Give back every line of the data, word for word.

DATA SUPPLIED:
[Start of Attachment]

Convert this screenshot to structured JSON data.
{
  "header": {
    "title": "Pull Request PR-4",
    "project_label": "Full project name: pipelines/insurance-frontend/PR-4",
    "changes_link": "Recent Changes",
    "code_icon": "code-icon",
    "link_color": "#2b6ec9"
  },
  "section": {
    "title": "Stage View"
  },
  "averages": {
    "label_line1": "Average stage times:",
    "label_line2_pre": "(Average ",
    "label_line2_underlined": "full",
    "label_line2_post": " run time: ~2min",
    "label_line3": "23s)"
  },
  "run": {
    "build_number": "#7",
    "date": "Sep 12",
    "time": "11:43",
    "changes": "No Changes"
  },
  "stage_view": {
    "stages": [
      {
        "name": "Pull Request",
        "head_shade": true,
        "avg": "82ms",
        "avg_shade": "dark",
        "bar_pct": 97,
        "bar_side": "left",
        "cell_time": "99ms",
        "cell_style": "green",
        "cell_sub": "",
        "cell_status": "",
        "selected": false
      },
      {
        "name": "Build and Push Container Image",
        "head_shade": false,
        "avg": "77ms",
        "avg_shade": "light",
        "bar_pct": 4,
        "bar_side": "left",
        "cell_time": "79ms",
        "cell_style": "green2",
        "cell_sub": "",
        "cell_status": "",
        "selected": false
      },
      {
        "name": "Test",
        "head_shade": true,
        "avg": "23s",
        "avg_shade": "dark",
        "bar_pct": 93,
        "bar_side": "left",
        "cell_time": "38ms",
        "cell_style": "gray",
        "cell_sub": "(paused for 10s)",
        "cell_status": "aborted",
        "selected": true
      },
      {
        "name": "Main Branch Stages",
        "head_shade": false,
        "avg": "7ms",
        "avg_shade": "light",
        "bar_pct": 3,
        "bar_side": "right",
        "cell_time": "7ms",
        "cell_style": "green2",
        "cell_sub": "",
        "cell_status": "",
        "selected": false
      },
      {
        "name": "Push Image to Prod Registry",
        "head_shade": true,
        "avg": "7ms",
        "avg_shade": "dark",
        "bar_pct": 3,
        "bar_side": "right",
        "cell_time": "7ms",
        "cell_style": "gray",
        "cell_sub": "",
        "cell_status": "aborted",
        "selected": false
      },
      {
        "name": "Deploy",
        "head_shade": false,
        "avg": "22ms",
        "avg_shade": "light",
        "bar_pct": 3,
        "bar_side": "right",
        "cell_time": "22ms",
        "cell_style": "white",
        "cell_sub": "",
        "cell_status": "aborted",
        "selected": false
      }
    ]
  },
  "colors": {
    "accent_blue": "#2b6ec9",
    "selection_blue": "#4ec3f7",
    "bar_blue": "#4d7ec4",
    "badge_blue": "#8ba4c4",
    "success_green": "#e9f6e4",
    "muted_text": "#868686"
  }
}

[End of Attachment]

EXERCISE RESULT:
Convert this screenshot to structured JSON data.
{
  "header": {
    "title": "Pull Request PR-4",
    "project_label": "Full project name: pipelines/insurance-frontend/PR-4",
    "changes_link": "Recent Changes",
    "code_icon": "code-icon",
    "link_color": "#2b6ec9"
  },
  "section": {
    "title": "Stage View"
  },
  "averages": {
    "label_line1": "Average stage times:",
    "label_line2_pre": "(Average ",
    "label_line2_underlined": "full",
    "label_line2_post": " run time: ~2min",
    "label_line3": "23s)"
  },
  "run": {
    "build_number": "#7",
    "date": "Sep 12",
    "time": "11:43",
    "changes": "No Changes"
  },
  "stage_view": {
    "stages": [
      {
        "name": "Pull Request",
        "head_shade": true,
        "avg": "82ms",
        "avg_shade": "dark",
        "bar_pct": 97,
        "bar_side": "left",
        "cell_time": "99ms",
        "cell_style": "green",
        "cell_sub": "",
        "cell_status": "",
        "selected": false
      },
      {
        "name": "Build and Push Container Image",
        "head_shade": false,
        "avg": "77ms",
        "avg_shade": "light",
        "bar_pct": 4,
        "bar_side": "left",
        "cell_time": "79ms",
        "cell_style": "green2",
        "cell_sub": "",
        "cell_status": "",
        "selected": false
      },
      {
        "name": "Test",
        "head_shade": true,
        "avg": "23s",
        "avg_shade": "dark",
        "bar_pct": 93,
        "bar_side": "left",
        "cell_time": "38ms",
        "cell_style": "gray",
        "cell_sub": "(paused for 10s)",
        "cell_status": "aborted",
        "selected": true
      },
      {
        "name": "Main Branch Stages",
        "head_shade": false,
        "avg": "7ms",
        "avg_shade": "light",
        "bar_pct": 3,
        "bar_side": "right",
        "cell_time": "7ms",
        "cell_style": "green2",
        "cell_sub": "",
        "cell_status": "",
        "selected": false
      },
      {
        "name": "Push Image to Prod Registry",
        "head_shade": true,
        "avg": "7ms",
        "avg_shade": "dark",
        "bar_pct": 3,
        "bar_side": "right",
        "cell_time": "7ms",
        "cell_style": "gray",
        "cell_sub": "",
        "cell_status": "aborted",
        "selected": false
      },
      {
        "name": "Deploy",
        "head_shade": false,
        "avg": "22ms",
        "avg_shade": "light",
        "bar_pct": 3,
        "bar_side": "right",
        "cell_time": "22ms",
        "cell_style": "white",
        "cell_sub": "",
        "cell_status": "aborted",
        "selected": false
      }
    ]
  },
  "colors": {
    "accent_blue": "#2b6ec9",
    "selection_blue": "#4ec3f7",
    "bar_blue": "#4d7ec4",
    "badge_blue": "#8ba4c4",
    "success_green": "#e9f6e4",
    "muted_text": "#868686"
  }
}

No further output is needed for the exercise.